(Data records for software interfaces)
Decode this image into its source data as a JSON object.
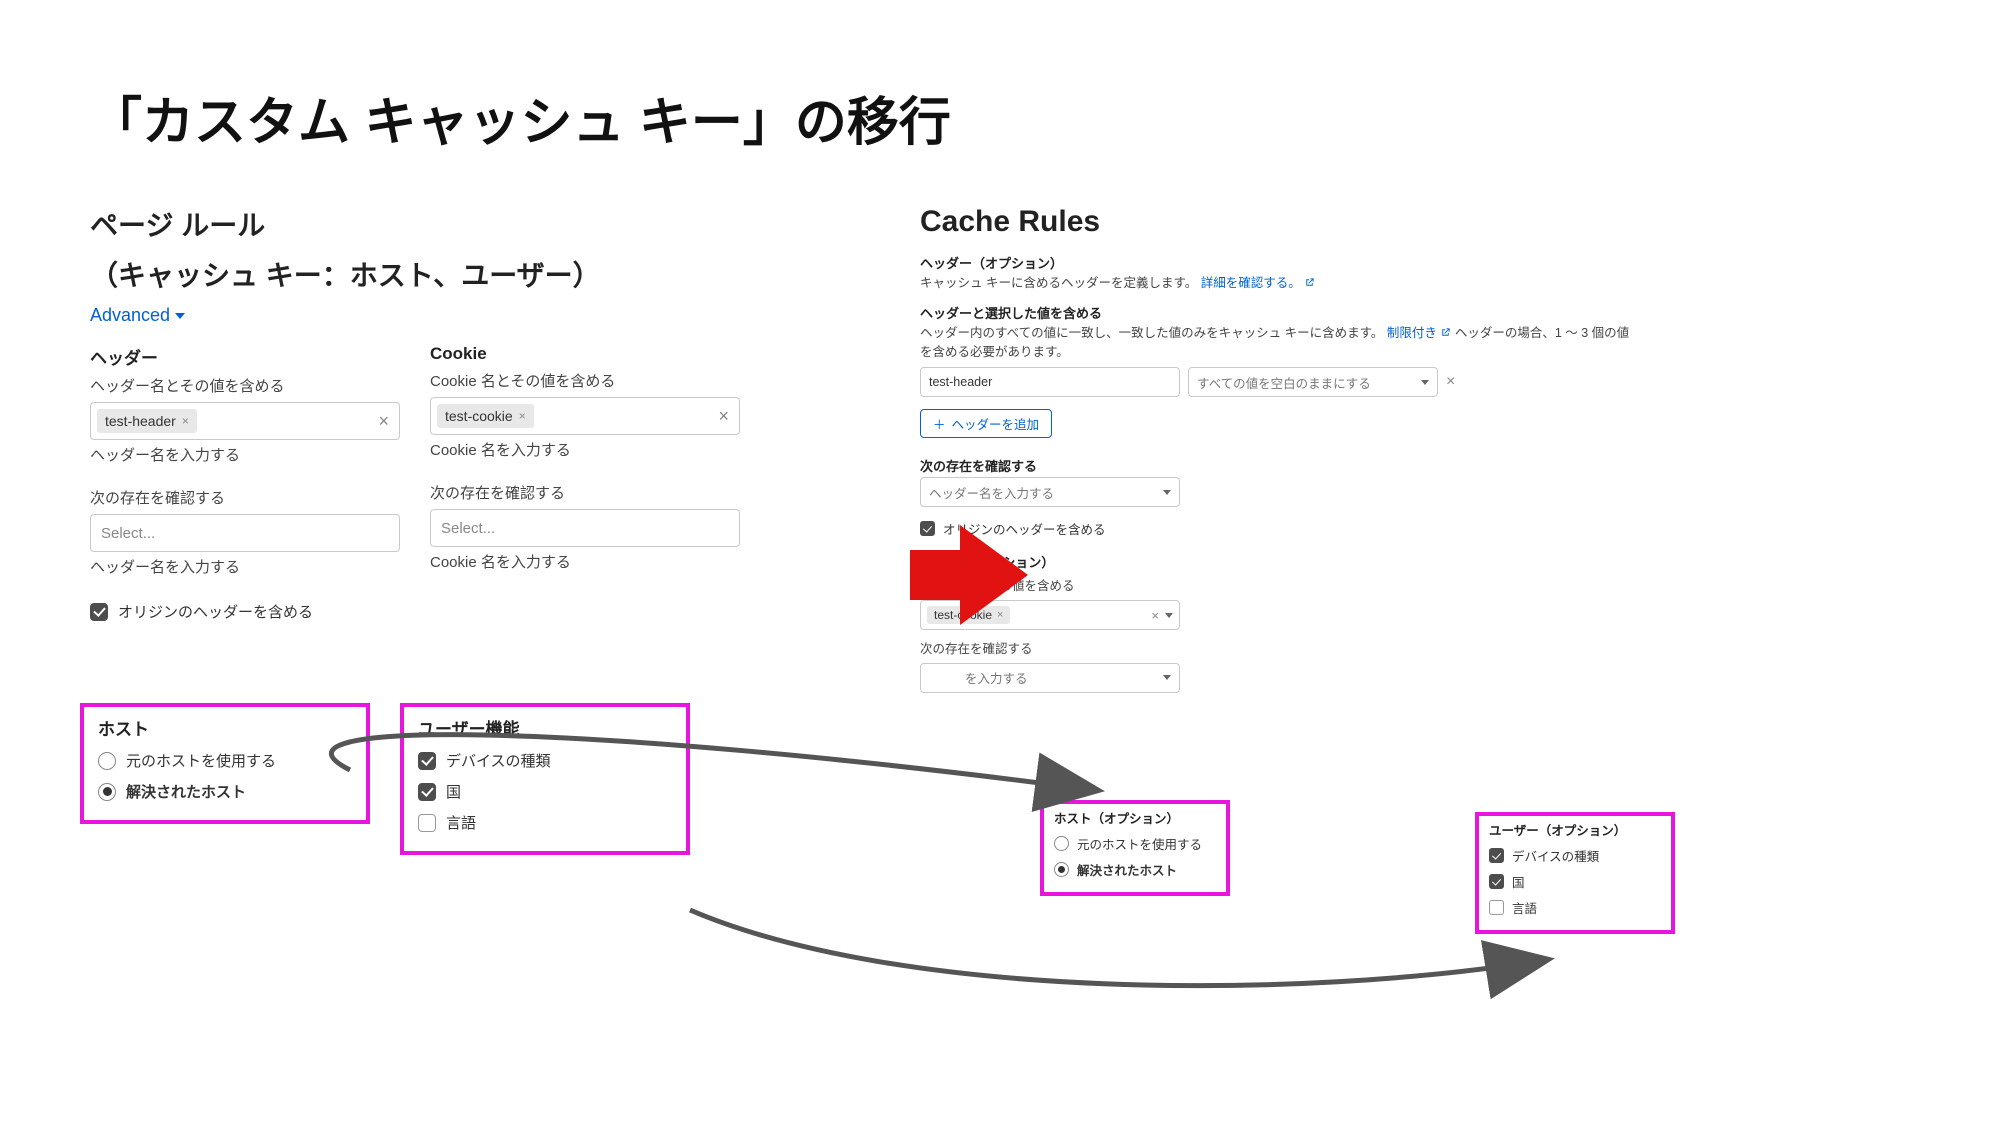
{
  "title": "「カスタム キャッシュ キー」の移行",
  "left": {
    "heading1": "ページ ルール",
    "heading2": "（キャッシュ キー：ホスト、ユーザー）",
    "advanced": "Advanced",
    "header_section": {
      "title": "ヘッダー",
      "include_label": "ヘッダー名とその値を含める",
      "chip": "test-header",
      "hint": "ヘッダー名を入力する",
      "presence_label": "次の存在を確認する",
      "select_ph": "Select...",
      "hint2": "ヘッダー名を入力する"
    },
    "cookie_section": {
      "title": "Cookie",
      "include_label": "Cookie 名とその値を含める",
      "chip": "test-cookie",
      "hint": "Cookie 名を入力する",
      "presence_label": "次の存在を確認する",
      "select_ph": "Select...",
      "hint2": "Cookie 名を入力する"
    },
    "origin_header_label": "オリジンのヘッダーを含める",
    "host": {
      "title": "ホスト",
      "opt1": "元のホストを使用する",
      "opt2": "解決されたホスト"
    },
    "user": {
      "title": "ユーザー機能",
      "opt1": "デバイスの種類",
      "opt2": "国",
      "opt3": "言語"
    }
  },
  "right": {
    "heading": "Cache Rules",
    "hdr_opt_title": "ヘッダー（オプション）",
    "hdr_opt_desc": "キャッシュ キーに含めるヘッダーを定義します。",
    "hdr_opt_link": "詳細を確認する。",
    "hdr_sel_title": "ヘッダーと選択した値を含める",
    "hdr_sel_desc_a": "ヘッダー内のすべての値に一致し、一致した値のみをキャッシュ キーに含めます。",
    "hdr_sel_link": "制限付き",
    "hdr_sel_desc_b": " ヘッダーの場合、1 〜 3 個の値を含める必要があります。",
    "hdr_input_val": "test-header",
    "hdr_select_ph": "すべての値を空白のままにする",
    "add_header_btn": "ヘッダーを追加",
    "presence_title": "次の存在を確認する",
    "presence_ph": "ヘッダー名を入力する",
    "origin_chk": "オリジンのヘッダーを含める",
    "cookie_title": "Cookie（オプション）",
    "cookie_include": "Cookie 名とその値を含める",
    "cookie_chip": "test-cookie",
    "cookie_presence": "次の存在を確認する",
    "cookie_ph": "を入力する",
    "host": {
      "title": "ホスト（オプション）",
      "opt1": "元のホストを使用する",
      "opt2": "解決されたホスト"
    },
    "user": {
      "title": "ユーザー（オプション）",
      "opt1": "デバイスの種類",
      "opt2": "国",
      "opt3": "言語"
    }
  }
}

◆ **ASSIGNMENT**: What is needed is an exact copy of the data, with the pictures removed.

◆ **ANSWER FOR THE TASK**:
Decode this image into its source data as a JSON object.
{
  "title": "「カスタム キャッシュ キー」の移行",
  "left": {
    "heading1": "ページ ルール",
    "heading2": "（キャッシュ キー：ホスト、ユーザー）",
    "advanced": "Advanced",
    "header_section": {
      "title": "ヘッダー",
      "include_label": "ヘッダー名とその値を含める",
      "chip": "test-header",
      "hint": "ヘッダー名を入力する",
      "presence_label": "次の存在を確認する",
      "select_ph": "Select...",
      "hint2": "ヘッダー名を入力する"
    },
    "cookie_section": {
      "title": "Cookie",
      "include_label": "Cookie 名とその値を含める",
      "chip": "test-cookie",
      "hint": "Cookie 名を入力する",
      "presence_label": "次の存在を確認する",
      "select_ph": "Select...",
      "hint2": "Cookie 名を入力する"
    },
    "origin_header_label": "オリジンのヘッダーを含める",
    "host": {
      "title": "ホスト",
      "opt1": "元のホストを使用する",
      "opt2": "解決されたホスト"
    },
    "user": {
      "title": "ユーザー機能",
      "opt1": "デバイスの種類",
      "opt2": "国",
      "opt3": "言語"
    }
  },
  "right": {
    "heading": "Cache Rules",
    "hdr_opt_title": "ヘッダー（オプション）",
    "hdr_opt_desc": "キャッシュ キーに含めるヘッダーを定義します。",
    "hdr_opt_link": "詳細を確認する。",
    "hdr_sel_title": "ヘッダーと選択した値を含める",
    "hdr_sel_desc_a": "ヘッダー内のすべての値に一致し、一致した値のみをキャッシュ キーに含めます。",
    "hdr_sel_link": "制限付き",
    "hdr_sel_desc_b": " ヘッダーの場合、1 〜 3 個の値を含める必要があります。",
    "hdr_input_val": "test-header",
    "hdr_select_ph": "すべての値を空白のままにする",
    "add_header_btn": "ヘッダーを追加",
    "presence_title": "次の存在を確認する",
    "presence_ph": "ヘッダー名を入力する",
    "origin_chk": "オリジンのヘッダーを含める",
    "cookie_title": "Cookie（オプション）",
    "cookie_include": "Cookie 名とその値を含める",
    "cookie_chip": "test-cookie",
    "cookie_presence": "次の存在を確認する",
    "cookie_ph": "を入力する",
    "host": {
      "title": "ホスト（オプション）",
      "opt1": "元のホストを使用する",
      "opt2": "解決されたホスト"
    },
    "user": {
      "title": "ユーザー（オプション）",
      "opt1": "デバイスの種類",
      "opt2": "国",
      "opt3": "言語"
    }
  }
}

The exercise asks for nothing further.